LC: It wasn't difficult to make the transition; quite the opposite, it was actually a welcome relief. Imagine spending twenty years in a room writing by yourself, agonizing over characters and stories and spending year after year pecking away at novels that sometimes worked, sometimes didn't, and then doing it again and again and again, in solitude. Now imagine doing this with a group of like-minded, intelligent, funny, kind and generous friends. Suddenly the pain is shared by others, and the questions you were banging your head quite literally on the desk about and the massive amounts of alcohol you were drinking to help dull the agony of this was no longer your sole burden, but one that ten other people were banging their heads in unison on the table in front of them as well. Suddenly it's not a lonely, shuddering experience but a communal one, and it's not solely dependent on you to come up with all the answers. This doesn't mean when you're writing a script the head-banging may commence, but guess what? You can walk out of your office and peer into another, and ask a question that may spark something for you. You're not alone.
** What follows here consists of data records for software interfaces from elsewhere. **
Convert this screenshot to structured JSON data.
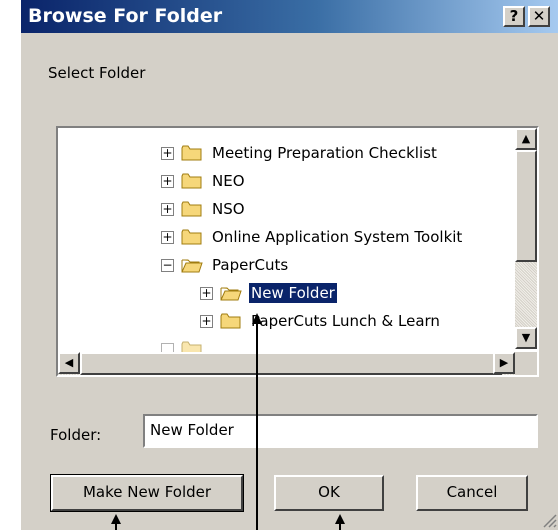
{
  "window": {
    "title": "Browse For Folder",
    "help_label": "?",
    "close_label": "✕"
  },
  "instruction": "Select Folder",
  "tree": {
    "items": [
      {
        "label": "Meeting Preparation Checklist",
        "expander": "+"
      },
      {
        "label": "NEO",
        "expander": "+"
      },
      {
        "label": "NSO",
        "expander": "+"
      },
      {
        "label": "Online Application System Toolkit",
        "expander": "+"
      },
      {
        "label": "PaperCuts",
        "expander": "−"
      },
      {
        "label": "New Folder",
        "expander": "+"
      },
      {
        "label": "PaperCuts Lunch & Learn",
        "expander": "+"
      }
    ],
    "selected_index": 5,
    "editing_index": 5
  },
  "scroll": {
    "up_arrow": "▲",
    "down_arrow": "▼",
    "left_arrow": "◀",
    "right_arrow": "▶"
  },
  "folder": {
    "label": "Folder:",
    "value": "New Folder"
  },
  "buttons": {
    "make_new_folder": "Make New Folder",
    "ok": "OK",
    "cancel": "Cancel"
  },
  "colors": {
    "title_start": "#0a246a",
    "title_end": "#a6caf0",
    "selection": "#0a246a",
    "face": "#d4d0c8",
    "folder_fill": "#f6d77a"
  }
}
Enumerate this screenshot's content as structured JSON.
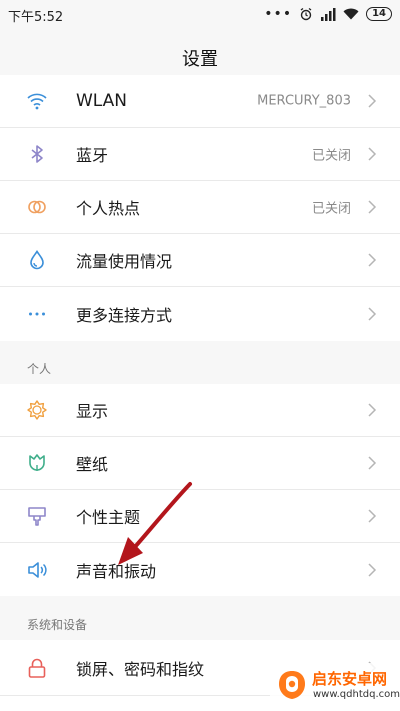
{
  "status_bar": {
    "time": "下午5:52",
    "battery": "14"
  },
  "header": {
    "title": "设置"
  },
  "sections": {
    "personal_label": "个人",
    "system_label": "系统和设备"
  },
  "rows": {
    "wlan": {
      "label": "WLAN",
      "value": "MERCURY_803",
      "icon": "wifi-icon"
    },
    "bluetooth": {
      "label": "蓝牙",
      "value": "已关闭",
      "icon": "bluetooth-icon"
    },
    "hotspot": {
      "label": "个人热点",
      "value": "已关闭",
      "icon": "hotspot-icon"
    },
    "data_usage": {
      "label": "流量使用情况",
      "icon": "water-drop-icon"
    },
    "more_connections": {
      "label": "更多连接方式",
      "icon": "more-dots-icon"
    },
    "display": {
      "label": "显示",
      "icon": "sun-icon"
    },
    "wallpaper": {
      "label": "壁纸",
      "icon": "tulip-icon"
    },
    "themes": {
      "label": "个性主题",
      "icon": "brush-icon"
    },
    "sound": {
      "label": "声音和振动",
      "icon": "speaker-icon"
    },
    "lock_screen": {
      "label": "锁屏、密码和指纹",
      "icon": "lock-icon"
    }
  },
  "watermark": {
    "title": "启东安卓网",
    "url": "www.qdhtdq.com"
  },
  "colors": {
    "accent_blue": "#3b8fd9",
    "bluetooth_purple": "#8e86c9",
    "hotspot_orange": "#f0a060",
    "display_orange": "#f0a040",
    "wallpaper_green": "#3fae8a",
    "theme_purple": "#8e86c9",
    "lock_red": "#e8605a",
    "annotation_arrow": "#b3161c",
    "watermark_orange": "#ff6600"
  }
}
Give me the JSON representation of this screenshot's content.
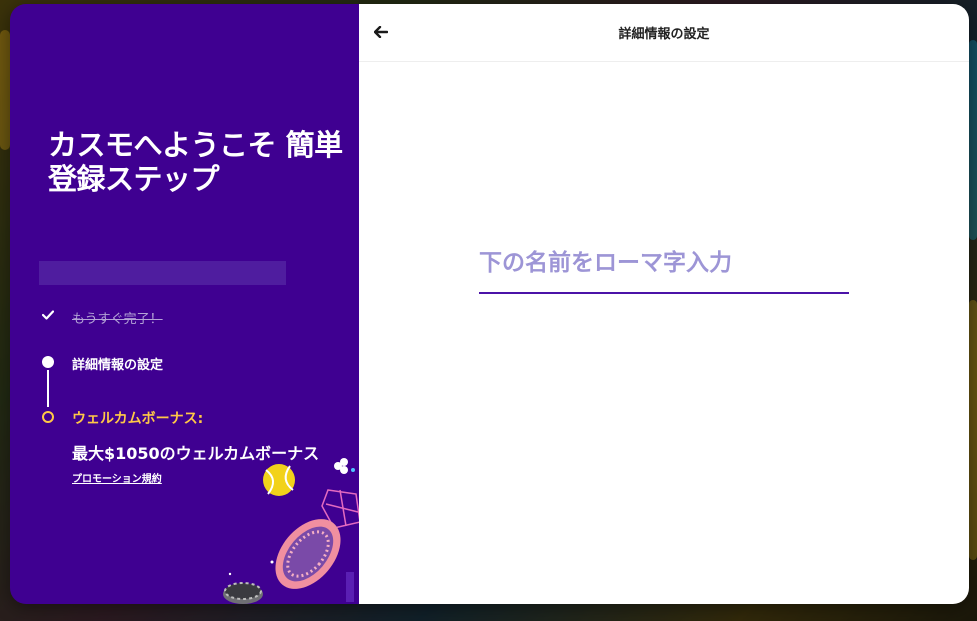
{
  "welcome": {
    "title": "カスモへようこそ 簡単登録ステップ"
  },
  "steps": [
    {
      "label": "もうすぐ完了！",
      "status": "done"
    },
    {
      "label": "詳細情報の設定",
      "status": "current"
    },
    {
      "label": "ウェルカムボーナス:",
      "status": "upcoming"
    }
  ],
  "bonus": {
    "amount": "最大$1050のウェルカムボーナス",
    "promo_link": "プロモーション規約"
  },
  "header": {
    "title": "詳細情報の設定"
  },
  "form": {
    "name_value": "",
    "name_placeholder": "下の名前をローマ字入力"
  },
  "colors": {
    "panel_purple": "#3f0091",
    "accent_gold": "#ffc846",
    "input_underline": "#4b13a8",
    "placeholder": "#9d95d6"
  },
  "icons": {
    "back": "arrow-left-icon",
    "done": "check-icon"
  }
}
The writing experiences are the same, but you're working with others. The processes are the same, but you have others to discuss and argue and fight with, ultimately finding a solution that you may have found on your own, maybe not. Yes, you are always alone when you're on the page, typing, but you're not completely alone when you want to talk it out, and there's someone else who knows the path you've been crawling on.

I'm writing this in Lexington, Kentucky, where I've just spent a week with a handful of other Justified writers, talking to many, many people in Harlan, where Justified is set, and we're all thinking about this final forthcoming season, and some of the terror is shared and diminished by the fact that we're facing it together.

SP: Finally, what can readers look forward to in the future from you?

LC: I'll be diving into the sixth and final season of Justified with my fellow writers, while beginning to think about this very question. Once Justified ends I'll be working on creating my own TV show, since I'm enamored by this form of storytelling. But I'll always be writing in some way, so that's always in the future.

Thanks so much to Leonard Chang for a kick-ass interview. If you haven’t read Triplines yet, get on it! Check out his other novels as well (you can read my review of Crossings here) and, for the love of God, I hope you’re already watching Justified. If not, yeah, fix that now. Thanks for reading.